Goal of the exercise: Below is a set of records. Please retype every one exactly.

____________________

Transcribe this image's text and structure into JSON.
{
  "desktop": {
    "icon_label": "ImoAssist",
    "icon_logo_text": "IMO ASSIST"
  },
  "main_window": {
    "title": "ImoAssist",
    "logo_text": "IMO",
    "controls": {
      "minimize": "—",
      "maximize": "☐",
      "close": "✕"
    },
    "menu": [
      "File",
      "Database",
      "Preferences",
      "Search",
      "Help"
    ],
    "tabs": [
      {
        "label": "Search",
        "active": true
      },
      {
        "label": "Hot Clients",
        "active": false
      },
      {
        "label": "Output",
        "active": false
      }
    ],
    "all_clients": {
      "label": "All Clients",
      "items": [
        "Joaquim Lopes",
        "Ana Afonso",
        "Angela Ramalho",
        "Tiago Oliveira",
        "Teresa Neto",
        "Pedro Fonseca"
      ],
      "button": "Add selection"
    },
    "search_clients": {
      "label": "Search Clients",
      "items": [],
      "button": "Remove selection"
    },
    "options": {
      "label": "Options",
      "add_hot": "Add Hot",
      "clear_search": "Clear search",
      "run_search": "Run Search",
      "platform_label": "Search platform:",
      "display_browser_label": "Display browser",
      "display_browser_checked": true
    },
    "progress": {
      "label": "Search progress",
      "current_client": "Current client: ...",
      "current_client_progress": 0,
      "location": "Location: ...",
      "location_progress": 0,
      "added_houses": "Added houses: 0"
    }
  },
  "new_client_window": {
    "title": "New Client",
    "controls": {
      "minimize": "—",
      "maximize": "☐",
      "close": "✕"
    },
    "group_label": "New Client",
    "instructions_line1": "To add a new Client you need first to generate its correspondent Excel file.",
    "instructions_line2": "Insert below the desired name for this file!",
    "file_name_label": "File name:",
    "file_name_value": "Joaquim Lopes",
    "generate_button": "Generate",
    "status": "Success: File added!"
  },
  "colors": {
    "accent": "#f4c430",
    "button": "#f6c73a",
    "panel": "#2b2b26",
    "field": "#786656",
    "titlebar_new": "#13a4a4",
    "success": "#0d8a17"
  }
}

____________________

Written response:
Transcribe this image's text and structure into JSON.
{
  "desktop": {
    "icon_label": "ImoAssist",
    "icon_logo_text": "IMO ASSIST"
  },
  "main_window": {
    "title": "ImoAssist",
    "logo_text": "IMO",
    "controls": {
      "minimize": "—",
      "maximize": "☐",
      "close": "✕"
    },
    "menu": [
      "File",
      "Database",
      "Preferences",
      "Search",
      "Help"
    ],
    "tabs": [
      {
        "label": "Search",
        "active": true
      },
      {
        "label": "Hot Clients",
        "active": false
      },
      {
        "label": "Output",
        "active": false
      }
    ],
    "all_clients": {
      "label": "All Clients",
      "items": [
        "Joaquim Lopes",
        "Ana Afonso",
        "Angela Ramalho",
        "Tiago Oliveira",
        "Teresa Neto",
        "Pedro Fonseca"
      ],
      "button": "Add selection"
    },
    "search_clients": {
      "label": "Search Clients",
      "items": [],
      "button": "Remove selection"
    },
    "options": {
      "label": "Options",
      "add_hot": "Add Hot",
      "clear_search": "Clear search",
      "run_search": "Run Search",
      "platform_label": "Search platform:",
      "display_browser_label": "Display browser",
      "display_browser_checked": true
    },
    "progress": {
      "label": "Search progress",
      "current_client": "Current client: ...",
      "current_client_progress": 0,
      "location": "Location: ...",
      "location_progress": 0,
      "added_houses": "Added houses: 0"
    }
  },
  "new_client_window": {
    "title": "New Client",
    "controls": {
      "minimize": "—",
      "maximize": "☐",
      "close": "✕"
    },
    "group_label": "New Client",
    "instructions_line1": "To add a new Client you need first to generate its correspondent Excel file.",
    "instructions_line2": "Insert below the desired name for this file!",
    "file_name_label": "File name:",
    "file_name_value": "Joaquim Lopes",
    "generate_button": "Generate",
    "status": "Success: File added!"
  },
  "colors": {
    "accent": "#f4c430",
    "button": "#f6c73a",
    "panel": "#2b2b26",
    "field": "#786656",
    "titlebar_new": "#13a4a4",
    "success": "#0d8a17"
  }
}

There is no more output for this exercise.